## Action item
Copy each line below that includes "true".

## Entries from a dataset of interfaces
Content starts

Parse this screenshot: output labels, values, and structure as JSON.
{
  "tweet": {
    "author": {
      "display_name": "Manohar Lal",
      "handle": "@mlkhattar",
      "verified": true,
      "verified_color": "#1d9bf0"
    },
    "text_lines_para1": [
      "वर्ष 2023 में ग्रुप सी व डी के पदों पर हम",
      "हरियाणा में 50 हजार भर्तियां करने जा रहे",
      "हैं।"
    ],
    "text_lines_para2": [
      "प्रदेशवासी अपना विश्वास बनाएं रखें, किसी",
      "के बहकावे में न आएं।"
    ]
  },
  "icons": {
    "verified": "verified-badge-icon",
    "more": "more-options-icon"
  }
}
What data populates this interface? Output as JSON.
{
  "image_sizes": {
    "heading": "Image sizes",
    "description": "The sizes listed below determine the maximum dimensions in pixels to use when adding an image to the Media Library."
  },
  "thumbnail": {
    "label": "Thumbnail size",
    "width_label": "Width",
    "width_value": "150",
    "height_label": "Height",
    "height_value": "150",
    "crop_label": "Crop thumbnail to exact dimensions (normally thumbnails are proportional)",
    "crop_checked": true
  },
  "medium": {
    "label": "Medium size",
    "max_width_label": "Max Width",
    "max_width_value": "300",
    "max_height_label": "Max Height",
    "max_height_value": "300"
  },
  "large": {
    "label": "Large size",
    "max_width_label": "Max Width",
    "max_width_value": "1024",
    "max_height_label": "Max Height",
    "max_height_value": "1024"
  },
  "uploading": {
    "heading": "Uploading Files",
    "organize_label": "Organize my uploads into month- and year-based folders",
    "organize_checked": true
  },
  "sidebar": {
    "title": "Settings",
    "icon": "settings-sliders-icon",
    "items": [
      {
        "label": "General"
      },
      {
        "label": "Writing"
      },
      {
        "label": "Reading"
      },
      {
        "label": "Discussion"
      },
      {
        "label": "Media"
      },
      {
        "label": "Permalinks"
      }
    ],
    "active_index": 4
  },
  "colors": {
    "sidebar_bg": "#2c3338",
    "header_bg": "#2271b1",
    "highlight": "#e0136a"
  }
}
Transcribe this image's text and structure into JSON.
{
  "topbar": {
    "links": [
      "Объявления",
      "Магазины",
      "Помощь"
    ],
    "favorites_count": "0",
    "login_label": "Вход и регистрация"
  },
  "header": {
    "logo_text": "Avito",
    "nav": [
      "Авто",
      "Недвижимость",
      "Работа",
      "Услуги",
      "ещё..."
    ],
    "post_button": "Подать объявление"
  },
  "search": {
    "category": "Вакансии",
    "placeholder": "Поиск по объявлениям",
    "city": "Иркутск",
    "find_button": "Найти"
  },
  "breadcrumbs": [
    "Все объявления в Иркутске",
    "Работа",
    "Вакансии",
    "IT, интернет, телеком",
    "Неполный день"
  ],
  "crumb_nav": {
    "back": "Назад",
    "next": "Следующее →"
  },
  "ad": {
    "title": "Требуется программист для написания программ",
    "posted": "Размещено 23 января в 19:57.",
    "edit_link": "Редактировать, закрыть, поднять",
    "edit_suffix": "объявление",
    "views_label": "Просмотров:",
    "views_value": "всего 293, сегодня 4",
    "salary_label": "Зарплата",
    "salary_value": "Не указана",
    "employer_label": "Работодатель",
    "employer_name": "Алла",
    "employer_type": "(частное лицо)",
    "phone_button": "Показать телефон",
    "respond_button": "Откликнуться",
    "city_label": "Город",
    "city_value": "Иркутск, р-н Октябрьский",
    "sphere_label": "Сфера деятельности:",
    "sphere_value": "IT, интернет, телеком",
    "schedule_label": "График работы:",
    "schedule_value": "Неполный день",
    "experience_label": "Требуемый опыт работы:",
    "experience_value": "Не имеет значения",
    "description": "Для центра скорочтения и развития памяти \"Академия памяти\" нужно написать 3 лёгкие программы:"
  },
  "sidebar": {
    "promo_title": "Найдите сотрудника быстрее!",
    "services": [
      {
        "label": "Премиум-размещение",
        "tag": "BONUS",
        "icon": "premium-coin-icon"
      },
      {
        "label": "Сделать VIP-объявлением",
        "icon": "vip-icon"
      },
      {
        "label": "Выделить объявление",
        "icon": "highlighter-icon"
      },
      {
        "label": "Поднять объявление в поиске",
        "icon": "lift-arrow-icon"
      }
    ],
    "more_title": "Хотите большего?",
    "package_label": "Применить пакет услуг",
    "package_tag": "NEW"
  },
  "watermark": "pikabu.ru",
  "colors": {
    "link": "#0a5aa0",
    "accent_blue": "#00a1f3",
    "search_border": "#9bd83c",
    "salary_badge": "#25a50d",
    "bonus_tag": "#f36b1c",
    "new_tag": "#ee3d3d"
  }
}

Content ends

## Task solution
      "verified": true,
    "crop_checked": true
    "organize_checked": true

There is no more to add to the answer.